What the new opioid prescribing law means for Emergency Departments
While many emergency physicians are aware of the new prescribing law, NJACEP continues to receive questions and requests for clarification. There are conflicts in the law that we knew about and were not permitted to amend. We are continuing to work on changes in regulation or by legislation, if necessary, to address these problems, specifically as it relates to emergency medicine.
As of March 2, 2017:
When issuing an initial opioid prescription for a patient, it cannot exceed a five-day supply. The law does not define what a five-day supply is nor does it discuss the MME. It does, however, require that the prescription be written for the lowest effective dose of immediate-release opioid drug.
The law does not apply to a prescription for a patient who is currently in active treatment for cancer, receiving hospice care from a licensed hospice or palliative care, or is a resident of a long term care facility, or to any medications that prescribed in the treatment of substance abuse or opioid dependence (medication assisted treatment).
Determining whether it is an initial prescription
If a patient HAS NOT been prescribed that medication (or its pharmaceutical equivalent) in the last year from ANY prescriber, then it IS deemed “initial” and the 5-day supply limit is in play.
If the patient HAS been prescribed that medication (or its pharmaceutical equivalent) in the last year from ANY prescriber, then it is NOT an initial prescription and the 5-day limit does not apply. While it is not necessarily relevant to ED, if this is not an initial prescription, you can write up to 25-day supply if it is the 2nd prescription within the same month as the 5-day, otherwise you can write as much as 30-days going forward.
If it is an initial prescription the emergency regulations are requiring that “initial” be written on the prescription. This is solely for the pharmacy’s benefit to help calculate the patients copay or coinsurance. We are working to change this since the pharmacy can find this out on their own, but for now, you will need to make this notation on the script.
Even though the ED is exempt from checking the PMP when prescribing less than a 5-day supply, practically speaking, you are going to have to check the PMP to determine if you are writing an initial script even when you are writing less than a 5-day supply. This is for two reasons: (1) to write that it is “initial” and (2) to make sure the patient isn’t coming prematurely after their initial 5-day was prescribed.
Prior to prescribing the initial 5-days
· Take and document the results of a thorough medical history, including the patient’s experience with non-opioid medication and non-pharmacological pain management approaches and substance abuse history;
· Develop a treatment plan, with particular attention focused on determining the cause of the patient’s pain; and
· Access relevant prescription monitoring information under the Prescription Monitoring Program
· Make a notation in the patient’s medical record that there was a discussion with the patient or the patient’s parent or guardian, about the risks of developing a physical or psychological dependence on the controlled substance and alternative treatments that may be available.

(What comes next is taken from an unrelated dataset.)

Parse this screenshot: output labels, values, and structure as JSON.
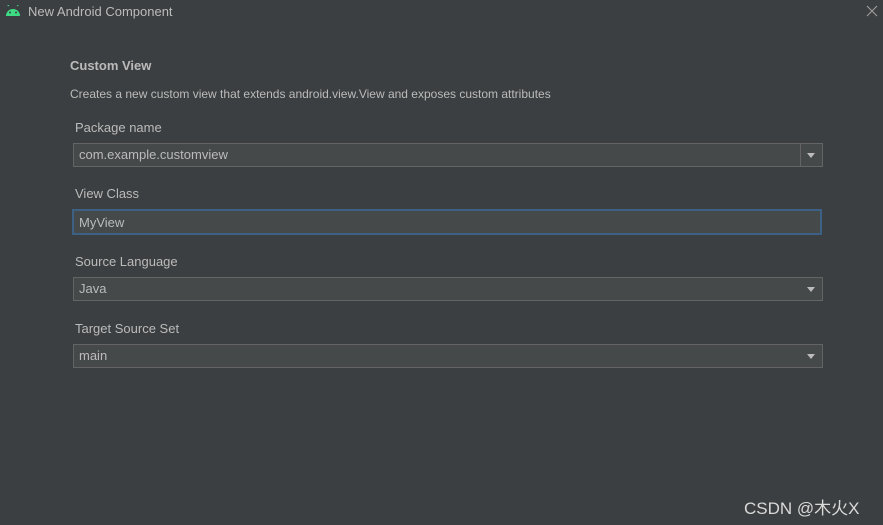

While the law requires this discussion by the same doctor/patient/treatment plan at the 1st and 3rd script, in the ED it is easy to just have this discussion every time you prescribe these medications.
Pain agreements required for the treatment of chronic pain
While the use of pain contracts for chronic pain patients has been a BME guideline in current regulation, this new law codifies that regulation and makes the use of pain management agreements mandatory when treating chronic pain, defined as the continuous treatment for pain for three months or more.
It was not intended for EDs to enter into pain contracts with patients. However, there is a conflict in the law as it defines the 3rd prescription that triggers the pain agreement. For now, no pain agreements are intended for use in the ED, unless you are treating the same person for chronic pain as part of a regular and ongoing course of treatment. This will be fixed by regulation.
Update on PDMP Registrations and Mobile App
The NJPMP converted to a new platform, Appriss AWARxE, in November 2016. At that time, any prescriber who had not accessed the old system through Optimum/O-Tech at least once since October 2015 or who did not have an unique email address associated with their old registration, was not migrated over to the new system and those prescribers need to re-register since the registration process utilizes an unique email address. The new registration process uses a validation process to check a prescriber’s professio nal license, DEA and State CDS Registration numbers and if it matches the State’s file, the prescriber will be automatically approved for access to the NJPMP. The NJPMP’s mobile app for Android and Apple iOS had to be temporarily disabled due to the platform conversion with the new vendor. The state is working to re-deploy the mobile app. If you do not have a login for the PDMP, please visit: http://www.njconsumeraffairs.gov/pmp/Pages/register.aspx